One can show that $H = H_0 \ltimes V$ where $H_0= Spin(1,1)\times U(4) \subset Spin(1,1)\times Spin(8) \subset Spin(1,9)$ such that the $\mathbf{16}$ decomposes, under $H_0$, as $\mathbf{16} = {(1_2 + 1_{-2} + 6_0)}^{+1} + {(4_1 +\overline{4}_{-1})}^{-1}$ (the superscript is the $Spin(1,1)$ weight). $V$ is the Abelian subgroup generated by the $M^{+j}$ generators of $so(1,9)$, where $j$ is an $SO(8)$ vector index. Under $H_0$, $V$ transforms as $V= {(4_{-1} +\overline{4}_{1})}^{+2}$ The pure spinor constraint kills the ${(1_2)}^{+1}+{(\overline{4}_{-1})}^{-1}\subset \mathbf{16}$, and $X_{(1,9)}$ indeed has the desired dimension.

I find this answer very striking, in how it differs from the cases in (3), In particular, it ought to have some rather important implications for the construction of amplitudes. Berkovits and Nekrasov develop a rather elaborate construction, involving Čech cohomology classes on the space $X_{(0,10)}=Spin(10)/U(5)$. Presumably, things change significantly, when dealing with $X_{(1,9)}=Spin(1,9)/(Spin(1,1)\times U(4))\ltimes V$.

Posted by distler at 2:47 PM | Permalink | Followups (23)

## March 3, 2010

### Coupling to Supergravity

There seems to be a certain amount of confusion about the claims of Seiberg and Komargodski in their latest paper.
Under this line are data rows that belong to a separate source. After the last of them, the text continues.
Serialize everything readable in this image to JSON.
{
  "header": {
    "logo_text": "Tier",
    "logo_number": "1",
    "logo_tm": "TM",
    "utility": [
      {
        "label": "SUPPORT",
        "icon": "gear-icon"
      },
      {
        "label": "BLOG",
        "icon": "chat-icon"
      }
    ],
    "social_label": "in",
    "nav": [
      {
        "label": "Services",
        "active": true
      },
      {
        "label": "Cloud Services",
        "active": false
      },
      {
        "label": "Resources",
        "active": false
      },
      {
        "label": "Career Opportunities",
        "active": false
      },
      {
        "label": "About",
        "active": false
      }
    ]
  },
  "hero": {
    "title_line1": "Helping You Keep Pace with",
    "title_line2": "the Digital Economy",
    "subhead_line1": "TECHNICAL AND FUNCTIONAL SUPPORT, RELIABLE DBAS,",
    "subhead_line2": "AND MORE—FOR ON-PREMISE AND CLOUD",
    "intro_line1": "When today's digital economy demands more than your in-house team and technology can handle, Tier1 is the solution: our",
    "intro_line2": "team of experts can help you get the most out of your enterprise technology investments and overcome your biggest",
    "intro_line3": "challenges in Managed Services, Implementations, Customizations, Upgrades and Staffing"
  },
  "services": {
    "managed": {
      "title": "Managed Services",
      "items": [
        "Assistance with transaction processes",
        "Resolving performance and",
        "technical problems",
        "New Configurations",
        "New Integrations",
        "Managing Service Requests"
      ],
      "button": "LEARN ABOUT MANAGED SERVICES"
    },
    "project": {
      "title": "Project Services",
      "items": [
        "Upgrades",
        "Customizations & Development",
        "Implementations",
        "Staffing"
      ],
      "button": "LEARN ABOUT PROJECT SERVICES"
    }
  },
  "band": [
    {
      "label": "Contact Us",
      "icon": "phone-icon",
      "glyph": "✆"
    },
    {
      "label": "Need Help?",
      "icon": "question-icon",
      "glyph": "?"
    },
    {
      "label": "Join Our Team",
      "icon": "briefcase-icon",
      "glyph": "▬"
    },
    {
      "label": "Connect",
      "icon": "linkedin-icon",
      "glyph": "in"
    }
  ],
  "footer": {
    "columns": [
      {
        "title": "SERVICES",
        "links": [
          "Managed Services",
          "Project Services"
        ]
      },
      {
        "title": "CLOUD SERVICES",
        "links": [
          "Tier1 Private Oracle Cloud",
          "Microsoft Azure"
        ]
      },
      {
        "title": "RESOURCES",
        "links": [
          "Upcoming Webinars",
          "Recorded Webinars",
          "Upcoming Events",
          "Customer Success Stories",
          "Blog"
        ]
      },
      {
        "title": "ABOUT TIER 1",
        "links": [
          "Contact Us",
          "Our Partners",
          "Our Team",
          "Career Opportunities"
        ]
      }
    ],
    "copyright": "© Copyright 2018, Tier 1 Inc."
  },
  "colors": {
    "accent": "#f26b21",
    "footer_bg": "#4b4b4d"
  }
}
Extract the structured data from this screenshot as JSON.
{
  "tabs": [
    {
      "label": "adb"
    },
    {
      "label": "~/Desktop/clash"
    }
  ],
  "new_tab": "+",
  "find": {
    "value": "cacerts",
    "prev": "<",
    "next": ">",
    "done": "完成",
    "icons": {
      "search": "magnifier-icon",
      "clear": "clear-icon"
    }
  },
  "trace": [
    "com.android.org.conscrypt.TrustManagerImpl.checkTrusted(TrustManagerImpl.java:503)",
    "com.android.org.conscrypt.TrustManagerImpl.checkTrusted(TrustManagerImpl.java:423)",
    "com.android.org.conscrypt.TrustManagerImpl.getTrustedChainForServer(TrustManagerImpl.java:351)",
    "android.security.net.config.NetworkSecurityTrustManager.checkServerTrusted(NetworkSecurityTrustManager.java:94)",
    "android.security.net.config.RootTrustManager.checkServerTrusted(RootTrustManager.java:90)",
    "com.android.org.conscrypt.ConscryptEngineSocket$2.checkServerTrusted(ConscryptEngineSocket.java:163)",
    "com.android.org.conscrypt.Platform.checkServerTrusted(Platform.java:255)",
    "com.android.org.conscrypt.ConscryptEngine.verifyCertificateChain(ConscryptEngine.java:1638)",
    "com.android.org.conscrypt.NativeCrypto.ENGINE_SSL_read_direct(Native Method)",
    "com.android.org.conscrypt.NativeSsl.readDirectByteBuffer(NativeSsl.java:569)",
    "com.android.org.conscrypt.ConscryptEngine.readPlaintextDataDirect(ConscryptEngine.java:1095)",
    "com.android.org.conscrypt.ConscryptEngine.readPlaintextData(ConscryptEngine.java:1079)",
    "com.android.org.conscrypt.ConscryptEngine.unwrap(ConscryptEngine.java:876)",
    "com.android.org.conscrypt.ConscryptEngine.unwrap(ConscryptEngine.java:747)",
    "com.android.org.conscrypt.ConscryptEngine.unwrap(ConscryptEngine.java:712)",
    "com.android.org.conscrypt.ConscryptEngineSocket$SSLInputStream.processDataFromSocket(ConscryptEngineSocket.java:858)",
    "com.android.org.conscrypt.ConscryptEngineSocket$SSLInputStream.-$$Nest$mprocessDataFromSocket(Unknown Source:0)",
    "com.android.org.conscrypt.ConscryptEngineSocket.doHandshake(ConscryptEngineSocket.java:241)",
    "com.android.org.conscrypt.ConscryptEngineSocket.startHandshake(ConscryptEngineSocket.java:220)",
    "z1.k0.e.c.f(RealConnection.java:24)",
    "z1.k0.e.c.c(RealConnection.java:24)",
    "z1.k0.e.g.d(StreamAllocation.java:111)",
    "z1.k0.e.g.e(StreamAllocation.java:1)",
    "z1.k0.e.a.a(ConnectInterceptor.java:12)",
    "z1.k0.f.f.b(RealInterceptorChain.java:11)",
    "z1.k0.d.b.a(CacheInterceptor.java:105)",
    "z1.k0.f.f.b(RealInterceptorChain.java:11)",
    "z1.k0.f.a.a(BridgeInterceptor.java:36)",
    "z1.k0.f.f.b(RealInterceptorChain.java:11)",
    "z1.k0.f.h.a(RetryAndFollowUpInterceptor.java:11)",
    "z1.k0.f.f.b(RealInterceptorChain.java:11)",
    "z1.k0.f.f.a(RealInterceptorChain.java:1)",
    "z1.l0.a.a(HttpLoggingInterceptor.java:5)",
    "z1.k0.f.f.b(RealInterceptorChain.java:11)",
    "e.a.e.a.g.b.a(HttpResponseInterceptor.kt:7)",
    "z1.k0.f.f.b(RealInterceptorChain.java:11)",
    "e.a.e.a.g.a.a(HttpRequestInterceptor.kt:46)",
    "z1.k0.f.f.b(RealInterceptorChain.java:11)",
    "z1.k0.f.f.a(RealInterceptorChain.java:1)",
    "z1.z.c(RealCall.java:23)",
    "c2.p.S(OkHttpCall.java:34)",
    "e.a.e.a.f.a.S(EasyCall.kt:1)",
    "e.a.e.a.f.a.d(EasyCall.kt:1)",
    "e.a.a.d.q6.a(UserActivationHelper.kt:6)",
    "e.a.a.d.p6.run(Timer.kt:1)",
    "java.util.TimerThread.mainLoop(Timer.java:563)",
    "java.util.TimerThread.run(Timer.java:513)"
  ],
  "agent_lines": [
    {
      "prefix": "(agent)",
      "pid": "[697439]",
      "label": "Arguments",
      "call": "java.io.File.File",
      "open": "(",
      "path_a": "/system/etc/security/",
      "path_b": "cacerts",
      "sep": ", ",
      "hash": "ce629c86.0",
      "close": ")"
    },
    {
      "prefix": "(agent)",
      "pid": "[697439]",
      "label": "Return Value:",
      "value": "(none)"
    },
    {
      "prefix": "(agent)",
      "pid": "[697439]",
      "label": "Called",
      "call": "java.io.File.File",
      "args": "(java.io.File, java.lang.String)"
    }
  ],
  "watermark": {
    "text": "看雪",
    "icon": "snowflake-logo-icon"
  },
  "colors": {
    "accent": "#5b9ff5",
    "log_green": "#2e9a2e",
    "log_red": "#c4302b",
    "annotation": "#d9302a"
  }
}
I have to say that I was confused, and there’s at least one recent paper arguing (more-or-less correctly) against claims that I don’t think they’re making.

So here’s my attempt to clear things up.

Consider an $\mathcal{N}=1$ supersymmmetric nonlinear $\sigma$-model in $d=4$, ie a Wess-Zumino model with target space, $M$, a Kähler maninfold of complex dimension, $n$. When can one couple such a theory to supergravity? A naïve reading of their paper might lead one to think that the possibilities are

1. One can couple the theory to minimal supergravity if and only if the Kähler form, $\omega$, on $M$, is exact.
2. One can couple the theory to “new minimal” supergravity if and only if the theory has an exact $U(1)_R$ symmetry. In this case, $\omega$ could be cohomologically nontrivial.
3. If $\omega$ is cohomologically nontrivial, and the theory does not have a $U(1)_R$ symmetry, then the only possibility is to couple to non-minimal “16|16” supergravity.

One might think that, but one would be wrong. As Bagger and Witten showed, nearly 30 years ago, coupling to minimal supergravity does not require the Kähler form to be exact. Rather, $[\omega]$ must be an even integral class.